When Congress passed and President George H. W. Bush signed the Americans with Disabilities Act back in 1990, the hope was that it would make the country a much more accessible place for people with physical limitations. But by leaving the enforcement of that law largely in the hands of lawyers filing private causes of action, did the legislation also help create an environment that's unnecessarily hostile to small-business owners?
That, in essence, is the question that writer Tom McNichol
wrestled with while reporting for this month's compelling cover story ("Targeting ADA Violators").
His protagonist: a 65-year-old Bay Area attorney named Thomas E. Frankovich who, on behalf of disabled clients, files scores of lawsuits every year against mom-and-pop shop owners whose facilities don't comply with ADA standards. Frankovich insists he's doing exactly what the law intended. But that hardly comforts the defendants. And given the thousands of ADA regulations that business owners must adhere to, it's easy to see how even the best intentioned can end up on Frankovich's hit list. "Consider," says McNichol, "a business owner in the Sunset District of San Francisco. He signs a lease and gets an OK from the city's building inspector. He won't even suspect that he has a problem with disability-access compliance until he's sued and ends up paying a settlement or fines."
McNichol also suggests that this litigation may be fueling a backlash of sorts against the very people the law is supposed to assist. And perhaps most perversely, when a case does settle, defendants may not have enough money left over after the legal fight to pay for correcting the ADA violations that were at issue.
Of course, the ADA has done a tremendous amount of good for millions of disabled Americans. What remains to be seen, though, is whether it can be refined to minimize the unintended consequences. One modest change worth considering: Before a suit can even be filed, give shop owners at least 90 days to correct the cited violations. That would give small businesses more leeway while still advancing the cause of disability rights.
Also in this issue, writer Lawrence Hurley

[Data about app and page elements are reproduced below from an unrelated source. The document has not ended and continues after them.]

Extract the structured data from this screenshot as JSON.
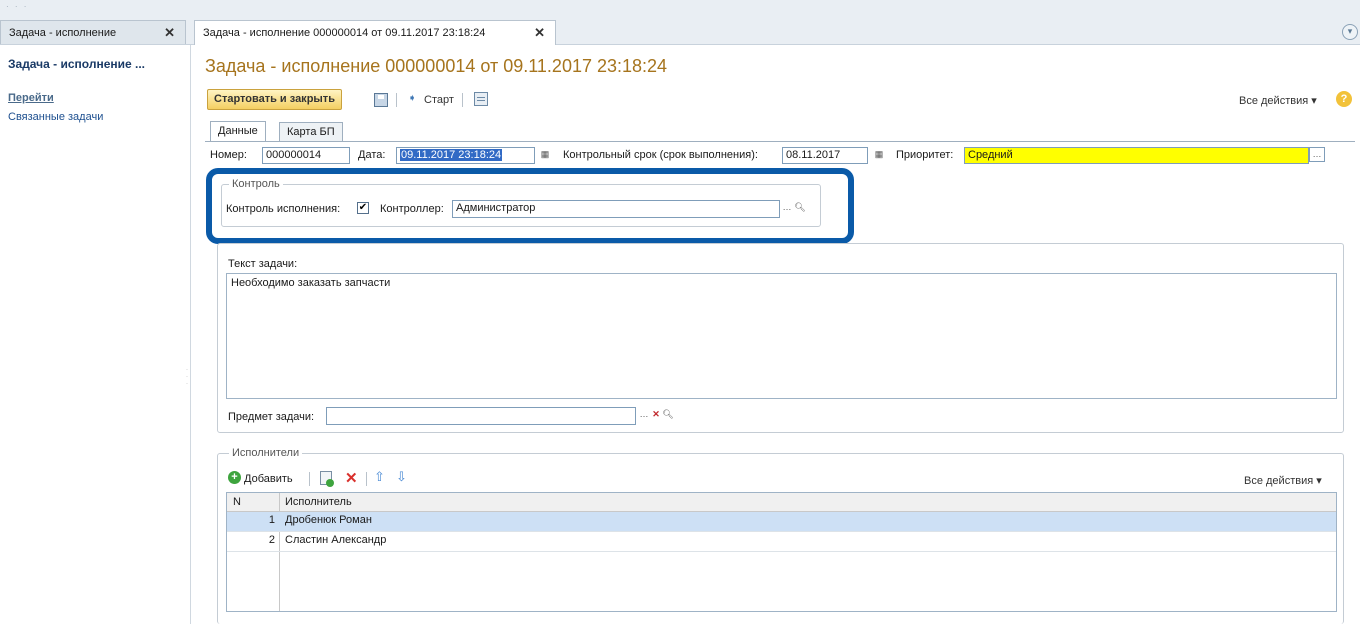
{
  "window_tabs": [
    {
      "label": "Задача - исполнение"
    },
    {
      "label": "Задача - исполнение 000000014 от 09.11.2017 23:18:24"
    }
  ],
  "sidebar": {
    "title": "Задача - исполнение ...",
    "goto_label": "Перейти",
    "links": [
      "Связанные задачи"
    ]
  },
  "form": {
    "title": "Задача - исполнение 000000014 от 09.11.2017 23:18:24",
    "toolbar": {
      "primary_button": "Стартовать и закрыть",
      "start_button": "Старт",
      "all_actions": "Все действия ▾",
      "help": "?"
    },
    "tabs": [
      "Данные",
      "Карта БП"
    ],
    "fields": {
      "number_label": "Номер:",
      "number_value": "000000014",
      "date_label": "Дата:",
      "date_value": "09.11.2017 23:18:24",
      "deadline_label": "Контрольный срок (срок выполнения):",
      "deadline_value": "08.11.2017",
      "priority_label": "Приоритет:",
      "priority_value": "Средний"
    },
    "control_group": {
      "title": "Контроль",
      "execution_control_label": "Контроль исполнения:",
      "execution_control_checked": "✔",
      "controller_label": "Контроллер:",
      "controller_value": "Администратор"
    },
    "task_text_label": "Текст задачи:",
    "task_text_value": "Необходимо заказать запчасти",
    "subject_label": "Предмет задачи:",
    "subject_value": "",
    "executors": {
      "title": "Исполнители",
      "add_button": "Добавить",
      "all_actions": "Все действия ▾",
      "columns": [
        "N",
        "Исполнитель"
      ],
      "rows": [
        {
          "n": "1",
          "name": "Дробенюк Роман"
        },
        {
          "n": "2",
          "name": "Сластин Александр"
        }
      ]
    }
  },
  "colors": {
    "title": "#a6741d",
    "highlight": "#0a5aa8",
    "priority_bg": "#ffff00",
    "selected_row": "#cde0f5"
  }
}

contributes a piece that raised an intriguing question in our minds: What happens when the best thing a criminal defense lawyer can do for a former client is to be found guilty of having done a bad job? ("Second Guesses")
This comes up most often during habeas corpus proceedings, and, says Hurley, it's bound to generate a lot of mixed emotions. "There's definitely a tension between the self-interest of the lawyer and the interest of the client in cases like these," he observes. "And when it appears that a judge is stretching the definition of 'ineffectiveness' it's bound to be at least a little upsetting for the lawyer involved."
And finally, Rich Gray
, who is general counsel for Spirent Communications, a high-tech company in Silicon Valley, writes about corporate governance ("Under Every Rock")
for a column we are launching this month called In House. Written both by and for in-house lawyers, it will examine the quandaries that corporate legal departments constantly wrestle with, and as Gray's piece shows, there's no shortage of issues to talk about.